Exercise directions
From the entries below, copy every line holding the word "Editing".

+ + + + + + +

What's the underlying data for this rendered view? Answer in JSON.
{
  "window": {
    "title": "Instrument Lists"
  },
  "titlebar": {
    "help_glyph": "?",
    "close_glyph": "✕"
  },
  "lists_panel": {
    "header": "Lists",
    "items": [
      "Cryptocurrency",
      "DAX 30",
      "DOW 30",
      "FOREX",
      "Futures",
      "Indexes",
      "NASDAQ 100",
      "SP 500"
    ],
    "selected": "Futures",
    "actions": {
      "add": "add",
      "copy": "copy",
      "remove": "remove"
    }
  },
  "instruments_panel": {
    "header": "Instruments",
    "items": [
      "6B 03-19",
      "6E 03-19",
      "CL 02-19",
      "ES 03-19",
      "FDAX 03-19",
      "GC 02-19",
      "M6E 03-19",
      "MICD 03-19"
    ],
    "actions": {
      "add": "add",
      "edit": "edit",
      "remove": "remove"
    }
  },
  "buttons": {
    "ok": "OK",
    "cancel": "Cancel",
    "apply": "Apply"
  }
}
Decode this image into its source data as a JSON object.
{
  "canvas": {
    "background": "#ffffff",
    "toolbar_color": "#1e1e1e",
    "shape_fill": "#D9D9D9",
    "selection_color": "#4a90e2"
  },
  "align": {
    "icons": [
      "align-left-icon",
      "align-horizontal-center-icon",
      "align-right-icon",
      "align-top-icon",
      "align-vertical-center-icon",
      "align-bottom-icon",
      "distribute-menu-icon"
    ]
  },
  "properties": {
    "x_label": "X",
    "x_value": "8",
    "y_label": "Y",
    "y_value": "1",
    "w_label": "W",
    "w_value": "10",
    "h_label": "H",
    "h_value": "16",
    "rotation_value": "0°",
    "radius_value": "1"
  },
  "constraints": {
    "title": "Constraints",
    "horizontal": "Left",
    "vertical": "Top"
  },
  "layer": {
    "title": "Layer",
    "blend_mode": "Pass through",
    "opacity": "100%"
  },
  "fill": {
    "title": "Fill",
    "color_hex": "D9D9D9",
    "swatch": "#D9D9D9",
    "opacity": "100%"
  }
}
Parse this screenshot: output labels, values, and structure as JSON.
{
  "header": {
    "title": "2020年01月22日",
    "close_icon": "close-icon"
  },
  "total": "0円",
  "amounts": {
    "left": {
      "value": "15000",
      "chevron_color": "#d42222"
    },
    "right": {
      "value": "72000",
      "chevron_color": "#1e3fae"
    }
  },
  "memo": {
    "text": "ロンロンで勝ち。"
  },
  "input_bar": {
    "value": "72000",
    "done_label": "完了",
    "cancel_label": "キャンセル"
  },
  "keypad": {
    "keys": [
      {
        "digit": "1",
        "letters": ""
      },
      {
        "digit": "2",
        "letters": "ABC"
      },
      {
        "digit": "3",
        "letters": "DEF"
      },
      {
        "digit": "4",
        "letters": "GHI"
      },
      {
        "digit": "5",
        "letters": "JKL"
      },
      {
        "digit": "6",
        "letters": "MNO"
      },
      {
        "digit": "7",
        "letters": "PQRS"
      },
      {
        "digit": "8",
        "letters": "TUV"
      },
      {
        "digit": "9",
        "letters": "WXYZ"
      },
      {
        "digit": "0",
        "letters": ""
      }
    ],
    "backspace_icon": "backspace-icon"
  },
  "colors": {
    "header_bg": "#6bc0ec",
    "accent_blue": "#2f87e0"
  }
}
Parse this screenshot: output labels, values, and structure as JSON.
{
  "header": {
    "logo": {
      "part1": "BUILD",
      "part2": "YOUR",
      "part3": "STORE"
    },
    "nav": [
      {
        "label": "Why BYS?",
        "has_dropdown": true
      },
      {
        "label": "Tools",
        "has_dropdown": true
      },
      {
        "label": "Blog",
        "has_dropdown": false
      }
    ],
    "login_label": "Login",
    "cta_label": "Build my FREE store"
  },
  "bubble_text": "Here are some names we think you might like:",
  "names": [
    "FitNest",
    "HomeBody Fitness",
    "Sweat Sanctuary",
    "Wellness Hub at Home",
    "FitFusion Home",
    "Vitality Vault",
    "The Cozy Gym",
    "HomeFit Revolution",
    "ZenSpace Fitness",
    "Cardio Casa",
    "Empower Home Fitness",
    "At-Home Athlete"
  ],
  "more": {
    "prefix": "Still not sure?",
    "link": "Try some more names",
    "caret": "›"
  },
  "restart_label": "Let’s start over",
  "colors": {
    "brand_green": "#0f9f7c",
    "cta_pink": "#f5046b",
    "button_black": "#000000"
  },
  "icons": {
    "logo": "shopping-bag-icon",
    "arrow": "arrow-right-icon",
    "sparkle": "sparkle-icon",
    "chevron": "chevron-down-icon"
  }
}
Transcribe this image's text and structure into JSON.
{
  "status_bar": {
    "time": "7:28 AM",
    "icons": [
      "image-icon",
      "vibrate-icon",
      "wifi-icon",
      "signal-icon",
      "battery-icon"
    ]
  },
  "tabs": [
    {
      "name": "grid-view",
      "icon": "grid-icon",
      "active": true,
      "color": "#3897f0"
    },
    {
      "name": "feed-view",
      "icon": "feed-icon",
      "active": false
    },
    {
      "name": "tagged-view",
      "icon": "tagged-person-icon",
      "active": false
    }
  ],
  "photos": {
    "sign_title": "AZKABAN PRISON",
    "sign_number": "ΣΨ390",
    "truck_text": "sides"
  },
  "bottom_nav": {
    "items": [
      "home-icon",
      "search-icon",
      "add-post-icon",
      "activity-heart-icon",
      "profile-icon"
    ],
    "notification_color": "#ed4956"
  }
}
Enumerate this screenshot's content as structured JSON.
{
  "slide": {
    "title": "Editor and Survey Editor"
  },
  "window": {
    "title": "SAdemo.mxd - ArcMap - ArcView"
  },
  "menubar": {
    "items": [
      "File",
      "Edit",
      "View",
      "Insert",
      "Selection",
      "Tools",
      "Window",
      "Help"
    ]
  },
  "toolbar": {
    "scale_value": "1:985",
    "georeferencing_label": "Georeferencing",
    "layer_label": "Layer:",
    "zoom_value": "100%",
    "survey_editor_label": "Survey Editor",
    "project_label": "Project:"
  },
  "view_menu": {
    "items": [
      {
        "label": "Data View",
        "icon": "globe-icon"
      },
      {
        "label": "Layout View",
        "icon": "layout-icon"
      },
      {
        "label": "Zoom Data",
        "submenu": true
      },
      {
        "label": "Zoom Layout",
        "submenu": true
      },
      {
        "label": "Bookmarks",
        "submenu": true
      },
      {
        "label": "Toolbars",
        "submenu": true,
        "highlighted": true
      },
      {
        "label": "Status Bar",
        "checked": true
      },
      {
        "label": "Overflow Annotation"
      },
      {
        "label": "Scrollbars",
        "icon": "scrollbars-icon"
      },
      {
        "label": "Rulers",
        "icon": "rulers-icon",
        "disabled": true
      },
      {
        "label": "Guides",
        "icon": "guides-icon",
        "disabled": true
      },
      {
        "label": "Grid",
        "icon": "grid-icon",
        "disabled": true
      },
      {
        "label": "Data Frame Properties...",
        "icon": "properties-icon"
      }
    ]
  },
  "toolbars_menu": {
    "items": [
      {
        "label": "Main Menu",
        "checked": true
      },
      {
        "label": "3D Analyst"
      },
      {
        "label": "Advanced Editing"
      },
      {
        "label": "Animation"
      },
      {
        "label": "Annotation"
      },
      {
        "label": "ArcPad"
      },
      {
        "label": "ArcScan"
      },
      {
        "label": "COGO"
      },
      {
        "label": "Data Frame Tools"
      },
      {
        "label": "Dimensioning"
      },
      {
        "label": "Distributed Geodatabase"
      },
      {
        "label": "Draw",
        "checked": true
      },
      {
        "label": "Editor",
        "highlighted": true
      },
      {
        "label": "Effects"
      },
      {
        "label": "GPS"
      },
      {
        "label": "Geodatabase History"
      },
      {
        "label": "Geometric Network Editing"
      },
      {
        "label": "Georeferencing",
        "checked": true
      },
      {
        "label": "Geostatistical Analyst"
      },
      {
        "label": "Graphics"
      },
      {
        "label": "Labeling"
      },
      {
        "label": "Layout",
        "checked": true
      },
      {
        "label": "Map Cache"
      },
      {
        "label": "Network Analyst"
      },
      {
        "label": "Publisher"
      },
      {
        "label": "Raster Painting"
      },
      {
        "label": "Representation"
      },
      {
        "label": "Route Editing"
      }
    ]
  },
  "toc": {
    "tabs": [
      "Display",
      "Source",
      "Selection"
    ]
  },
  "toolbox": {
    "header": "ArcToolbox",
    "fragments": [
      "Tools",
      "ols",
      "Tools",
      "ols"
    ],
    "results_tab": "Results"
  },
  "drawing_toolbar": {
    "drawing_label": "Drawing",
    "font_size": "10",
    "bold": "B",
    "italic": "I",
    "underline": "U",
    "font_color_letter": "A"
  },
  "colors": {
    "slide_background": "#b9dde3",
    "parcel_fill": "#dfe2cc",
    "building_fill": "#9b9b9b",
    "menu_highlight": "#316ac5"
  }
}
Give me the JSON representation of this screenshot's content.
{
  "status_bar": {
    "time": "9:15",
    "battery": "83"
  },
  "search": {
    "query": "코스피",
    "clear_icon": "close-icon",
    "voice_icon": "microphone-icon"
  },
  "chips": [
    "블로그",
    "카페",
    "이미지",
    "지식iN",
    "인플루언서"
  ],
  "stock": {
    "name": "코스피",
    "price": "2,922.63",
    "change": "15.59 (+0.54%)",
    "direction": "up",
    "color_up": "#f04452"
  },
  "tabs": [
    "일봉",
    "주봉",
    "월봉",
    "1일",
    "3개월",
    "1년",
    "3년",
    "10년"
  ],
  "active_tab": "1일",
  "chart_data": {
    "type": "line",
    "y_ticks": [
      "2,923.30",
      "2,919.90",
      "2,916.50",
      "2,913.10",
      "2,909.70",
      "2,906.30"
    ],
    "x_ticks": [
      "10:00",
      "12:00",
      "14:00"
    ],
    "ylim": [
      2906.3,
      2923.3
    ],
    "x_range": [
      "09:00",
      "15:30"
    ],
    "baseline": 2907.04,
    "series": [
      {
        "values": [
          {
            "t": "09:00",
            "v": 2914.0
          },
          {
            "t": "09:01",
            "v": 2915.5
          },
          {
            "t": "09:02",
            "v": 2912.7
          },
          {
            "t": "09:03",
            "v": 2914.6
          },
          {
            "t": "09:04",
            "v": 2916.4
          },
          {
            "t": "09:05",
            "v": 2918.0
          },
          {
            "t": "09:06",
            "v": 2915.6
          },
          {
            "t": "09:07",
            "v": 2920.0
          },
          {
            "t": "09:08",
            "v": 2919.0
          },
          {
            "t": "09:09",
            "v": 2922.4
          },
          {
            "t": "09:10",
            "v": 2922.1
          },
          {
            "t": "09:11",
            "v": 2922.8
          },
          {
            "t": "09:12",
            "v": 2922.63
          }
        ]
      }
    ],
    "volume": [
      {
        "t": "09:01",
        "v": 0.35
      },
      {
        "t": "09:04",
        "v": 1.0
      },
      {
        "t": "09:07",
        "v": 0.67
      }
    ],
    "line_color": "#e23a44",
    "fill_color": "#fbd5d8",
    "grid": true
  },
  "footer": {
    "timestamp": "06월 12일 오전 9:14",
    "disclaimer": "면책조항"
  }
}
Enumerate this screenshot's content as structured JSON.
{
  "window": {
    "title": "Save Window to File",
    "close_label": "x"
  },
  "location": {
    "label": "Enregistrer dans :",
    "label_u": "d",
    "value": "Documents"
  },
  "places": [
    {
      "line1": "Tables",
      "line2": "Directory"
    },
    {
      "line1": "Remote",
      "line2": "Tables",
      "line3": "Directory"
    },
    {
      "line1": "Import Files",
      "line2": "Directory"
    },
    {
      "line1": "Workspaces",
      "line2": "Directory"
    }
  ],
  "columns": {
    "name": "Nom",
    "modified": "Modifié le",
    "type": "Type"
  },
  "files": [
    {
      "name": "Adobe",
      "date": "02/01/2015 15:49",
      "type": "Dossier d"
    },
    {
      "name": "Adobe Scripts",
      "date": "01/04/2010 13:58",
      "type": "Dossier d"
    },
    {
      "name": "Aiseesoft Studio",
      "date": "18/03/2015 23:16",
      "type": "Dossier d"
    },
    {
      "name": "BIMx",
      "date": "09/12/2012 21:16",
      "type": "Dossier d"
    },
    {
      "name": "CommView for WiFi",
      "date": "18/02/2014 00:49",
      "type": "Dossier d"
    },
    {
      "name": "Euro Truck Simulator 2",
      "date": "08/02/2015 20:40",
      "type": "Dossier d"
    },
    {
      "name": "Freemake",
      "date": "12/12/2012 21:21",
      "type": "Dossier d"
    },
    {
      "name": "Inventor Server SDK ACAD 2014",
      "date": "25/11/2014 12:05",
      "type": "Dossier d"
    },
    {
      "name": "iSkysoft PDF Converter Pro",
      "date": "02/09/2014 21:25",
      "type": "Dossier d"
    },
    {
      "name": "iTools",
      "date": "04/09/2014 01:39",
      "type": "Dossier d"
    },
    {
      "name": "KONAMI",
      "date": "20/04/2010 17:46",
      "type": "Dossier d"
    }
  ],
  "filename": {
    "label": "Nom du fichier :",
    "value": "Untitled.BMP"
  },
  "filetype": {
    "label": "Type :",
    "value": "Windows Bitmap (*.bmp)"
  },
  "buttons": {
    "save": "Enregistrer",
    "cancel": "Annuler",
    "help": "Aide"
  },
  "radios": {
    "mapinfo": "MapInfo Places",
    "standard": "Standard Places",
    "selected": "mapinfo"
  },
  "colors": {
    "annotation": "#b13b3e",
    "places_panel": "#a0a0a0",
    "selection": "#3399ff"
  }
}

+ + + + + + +

Your solution
        "label": "Advanced Editing"
        "label": "Geometric Network Editing"
        "label": "Route Editing"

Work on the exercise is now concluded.